WHAT IS REQUIRED: The whole listing below should be retyped exactly, without any images.

-=-=-=-=-

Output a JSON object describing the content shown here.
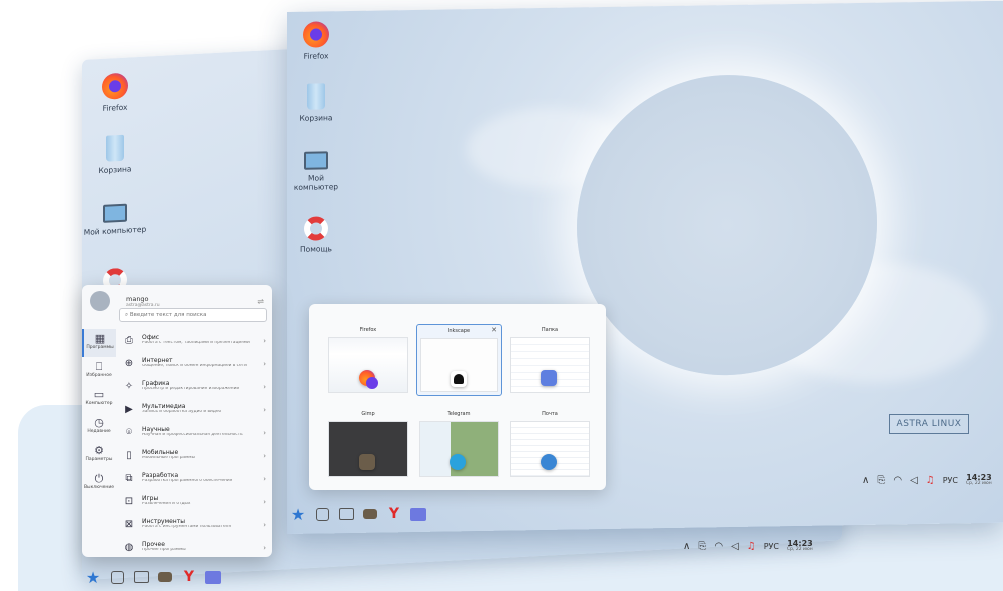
{
  "desktop_icons": {
    "firefox": "Firefox",
    "trash": "Корзина",
    "computer": "Мой компьютер",
    "help": "Помощь"
  },
  "start_menu": {
    "user": "mango",
    "email": "astra@astra.ru",
    "search_placeholder": "Введите текст для поиска",
    "sidebar": [
      "Программы",
      "Избранное",
      "Компьютер",
      "Недавние",
      "Параметры",
      "Выключение"
    ],
    "categories": [
      {
        "title": "Офис",
        "desc": "Работа с текстом, таблицами и презентациями"
      },
      {
        "title": "Интернет",
        "desc": "Общение, поиск и обмен информацией в сети"
      },
      {
        "title": "Графика",
        "desc": "Просмотр и редактирование изображений"
      },
      {
        "title": "Мультимедиа",
        "desc": "Запись и обработка аудио и видео"
      },
      {
        "title": "Научные",
        "desc": "Научная и профессиональная деятельность"
      },
      {
        "title": "Мобильные",
        "desc": "Мобильные программы"
      },
      {
        "title": "Разработка",
        "desc": "Разработка программного обеспечения"
      },
      {
        "title": "Игры",
        "desc": "Развлечения и отдых"
      },
      {
        "title": "Инструменты",
        "desc": "Работа с инструментами пользователя"
      },
      {
        "title": "Прочее",
        "desc": "Прочие программы"
      }
    ]
  },
  "switcher": {
    "windows": [
      "Firefox",
      "Inkscape",
      "Папка",
      "Gimp",
      "Telegram",
      "Почта"
    ],
    "selected": "Inkscape"
  },
  "taskbar": {
    "lang": "РУС",
    "time": "14:23",
    "date": "Ср, 22 июн"
  },
  "brand": "ASTRA LINUX"
}
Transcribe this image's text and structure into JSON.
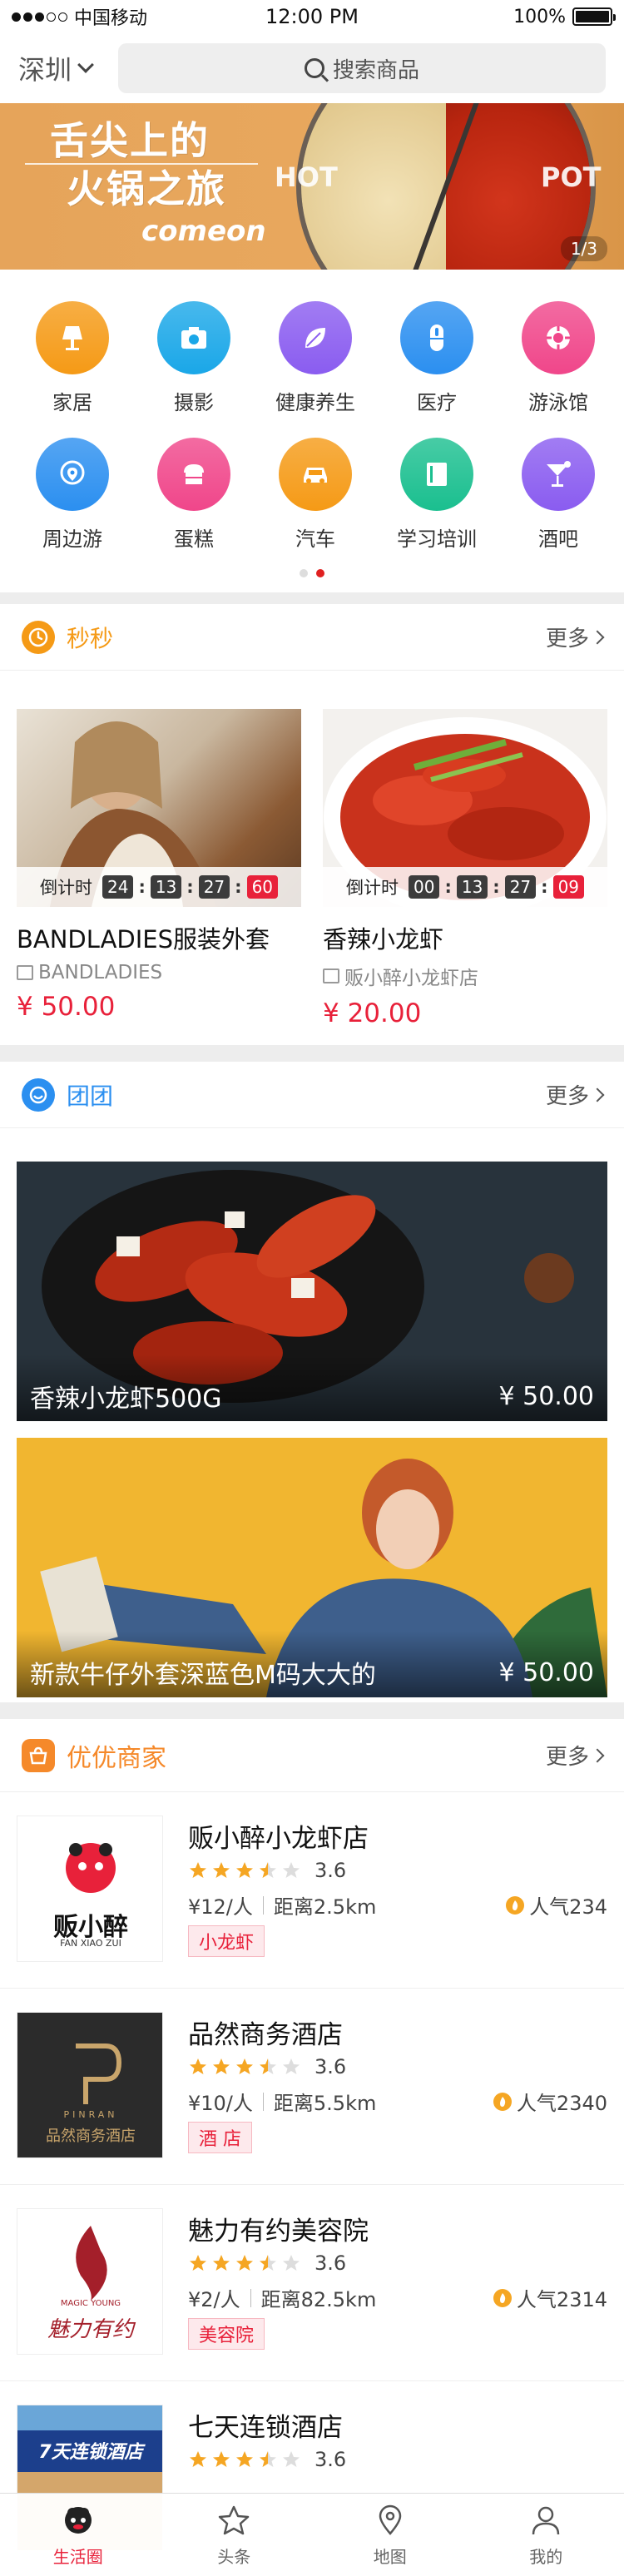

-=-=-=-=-

RESPONSE BELOW:
Output a JSON object describing the content shown here.
{
  "desktop_icons": {
    "firefox": "Firefox",
    "trash": "Корзина",
    "computer": "Мой компьютер",
    "help": "Помощь"
  },
  "start_menu": {
    "user": "mango",
    "email": "astra@astra.ru",
    "search_placeholder": "Введите текст для поиска",
    "sidebar": [
      "Программы",
      "Избранное",
      "Компьютер",
      "Недавние",
      "Параметры",
      "Выключение"
    ],
    "categories": [
      {
        "title": "Офис",
        "desc": "Работа с текстом, таблицами и презентациями"
      },
      {
        "title": "Интернет",
        "desc": "Общение, поиск и обмен информацией в сети"
      },
      {
        "title": "Графика",
        "desc": "Просмотр и редактирование изображений"
      },
      {
        "title": "Мультимедиа",
        "desc": "Запись и обработка аудио и видео"
      },
      {
        "title": "Научные",
        "desc": "Научная и профессиональная деятельность"
      },
      {
        "title": "Мобильные",
        "desc": "Мобильные программы"
      },
      {
        "title": "Разработка",
        "desc": "Разработка программного обеспечения"
      },
      {
        "title": "Игры",
        "desc": "Развлечения и отдых"
      },
      {
        "title": "Инструменты",
        "desc": "Работа с инструментами пользователя"
      },
      {
        "title": "Прочее",
        "desc": "Прочие программы"
      }
    ]
  },
  "switcher": {
    "windows": [
      "Firefox",
      "Inkscape",
      "Папка",
      "Gimp",
      "Telegram",
      "Почта"
    ],
    "selected": "Inkscape"
  },
  "taskbar": {
    "lang": "РУС",
    "time": "14:23",
    "date": "Ср, 22 июн"
  },
  "brand": "ASTRA LINUX"
}
Transcribe this image's text and structure into JSON.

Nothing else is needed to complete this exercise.